━━ Records shown ━━

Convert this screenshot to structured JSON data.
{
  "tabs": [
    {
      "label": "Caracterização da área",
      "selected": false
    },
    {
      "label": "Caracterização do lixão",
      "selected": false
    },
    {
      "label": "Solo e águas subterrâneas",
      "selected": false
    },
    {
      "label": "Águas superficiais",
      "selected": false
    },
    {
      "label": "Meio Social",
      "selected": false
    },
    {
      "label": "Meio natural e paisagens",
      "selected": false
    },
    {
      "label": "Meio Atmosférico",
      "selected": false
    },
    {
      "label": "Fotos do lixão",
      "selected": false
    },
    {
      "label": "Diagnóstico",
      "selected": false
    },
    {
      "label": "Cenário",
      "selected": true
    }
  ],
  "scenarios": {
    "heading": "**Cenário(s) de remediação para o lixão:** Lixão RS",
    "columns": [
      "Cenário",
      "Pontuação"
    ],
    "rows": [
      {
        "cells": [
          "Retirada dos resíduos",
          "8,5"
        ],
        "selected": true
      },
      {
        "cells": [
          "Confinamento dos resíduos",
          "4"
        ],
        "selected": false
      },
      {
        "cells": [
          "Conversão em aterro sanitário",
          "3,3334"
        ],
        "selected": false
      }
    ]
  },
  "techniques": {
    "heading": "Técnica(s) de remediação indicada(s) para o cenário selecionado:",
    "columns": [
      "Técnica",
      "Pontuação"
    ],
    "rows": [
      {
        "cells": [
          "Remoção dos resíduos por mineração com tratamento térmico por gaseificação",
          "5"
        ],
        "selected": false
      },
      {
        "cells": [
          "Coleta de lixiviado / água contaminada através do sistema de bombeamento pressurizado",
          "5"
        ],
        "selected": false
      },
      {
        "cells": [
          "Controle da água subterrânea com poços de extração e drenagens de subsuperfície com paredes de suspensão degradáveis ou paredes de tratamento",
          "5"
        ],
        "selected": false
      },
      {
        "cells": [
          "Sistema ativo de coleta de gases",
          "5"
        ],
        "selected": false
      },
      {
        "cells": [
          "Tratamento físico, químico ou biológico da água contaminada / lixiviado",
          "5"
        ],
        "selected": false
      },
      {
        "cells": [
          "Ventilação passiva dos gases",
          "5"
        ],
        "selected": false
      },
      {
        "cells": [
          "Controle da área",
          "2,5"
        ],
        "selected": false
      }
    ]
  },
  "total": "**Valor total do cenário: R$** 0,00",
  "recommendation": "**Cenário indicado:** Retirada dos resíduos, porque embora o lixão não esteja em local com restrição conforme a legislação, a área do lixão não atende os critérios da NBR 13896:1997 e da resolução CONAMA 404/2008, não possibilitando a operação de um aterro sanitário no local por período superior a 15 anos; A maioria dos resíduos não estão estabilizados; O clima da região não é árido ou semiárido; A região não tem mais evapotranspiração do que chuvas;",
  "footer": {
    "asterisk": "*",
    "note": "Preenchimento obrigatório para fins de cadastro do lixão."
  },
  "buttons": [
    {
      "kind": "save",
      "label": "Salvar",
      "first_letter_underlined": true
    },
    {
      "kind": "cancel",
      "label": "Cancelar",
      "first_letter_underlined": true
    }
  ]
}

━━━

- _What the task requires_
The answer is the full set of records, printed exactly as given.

- _Task result_
Convert this screenshot to structured JSON data.
{
  "tabs": [
    {
      "label": "Caracterização da área",
      "selected": false
    },
    {
      "label": "Caracterização do lixão",
      "selected": false
    },
    {
      "label": "Solo e águas subterrâneas",
      "selected": false
    },
    {
      "label": "Águas superficiais",
      "selected": false
    },
    {
      "label": "Meio Social",
      "selected": false
    },
    {
      "label": "Meio natural e paisagens",
      "selected": false
    },
    {
      "label": "Meio Atmosférico",
      "selected": false
    },
    {
      "label": "Fotos do lixão",
      "selected": false
    },
    {
      "label": "Diagnóstico",
      "selected": false
    },
    {
      "label": "Cenário",
      "selected": true
    }
  ],
  "scenarios": {
    "heading": "**Cenário(s) de remediação para o lixão:** Lixão RS",
    "columns": [
      "Cenário",
      "Pontuação"
    ],
    "rows": [
      {
        "cells": [
          "Retirada dos resíduos",
          "8,5"
        ],
        "selected": true
      },
      {
        "cells": [
          "Confinamento dos resíduos",
          "4"
        ],
        "selected": false
      },
      {
        "cells": [
          "Conversão em aterro sanitário",
          "3,3334"
        ],
        "selected": false
      }
    ]
  },
  "techniques": {
    "heading": "Técnica(s) de remediação indicada(s) para o cenário selecionado:",
    "columns": [
      "Técnica",
      "Pontuação"
    ],
    "rows": [
      {
        "cells": [
          "Remoção dos resíduos por mineração com tratamento térmico por gaseificação",
          "5"
        ],
        "selected": false
      },
      {
        "cells": [
          "Coleta de lixiviado / água contaminada através do sistema de bombeamento pressurizado",
          "5"
        ],
        "selected": false
      },
      {
        "cells": [
          "Controle da água subterrânea com poços de extração e drenagens de subsuperfície com paredes de suspensão degradáveis ou paredes de tratamento",
          "5"
        ],
        "selected": false
      },
      {
        "cells": [
          "Sistema ativo de coleta de gases",
          "5"
        ],
        "selected": false
      },
      {
        "cells": [
          "Tratamento físico, químico ou biológico da água contaminada / lixiviado",
          "5"
        ],
        "selected": false
      },
      {
        "cells": [
          "Ventilação passiva dos gases",
          "5"
        ],
        "selected": false
      },
      {
        "cells": [
          "Controle da área",
          "2,5"
        ],
        "selected": false
      }
    ]
  },
  "total": "**Valor total do cenário: R$** 0,00",
  "recommendation": "**Cenário indicado:** Retirada dos resíduos, porque embora o lixão não esteja em local com restrição conforme a legislação, a área do lixão não atende os critérios da NBR 13896:1997 e da resolução CONAMA 404/2008, não possibilitando a operação de um aterro sanitário no local por período superior a 15 anos; A maioria dos resíduos não estão estabilizados; O clima da região não é árido ou semiárido; A região não tem mais evapotranspiração do que chuvas;",
  "footer": {
    "asterisk": "*",
    "note": "Preenchimento obrigatório para fins de cadastro do lixão."
  },
  "buttons": [
    {
      "kind": "save",
      "label": "Salvar",
      "first_letter_underlined": true
    },
    {
      "kind": "cancel",
      "label": "Cancelar",
      "first_letter_underlined": true
    }
  ]
}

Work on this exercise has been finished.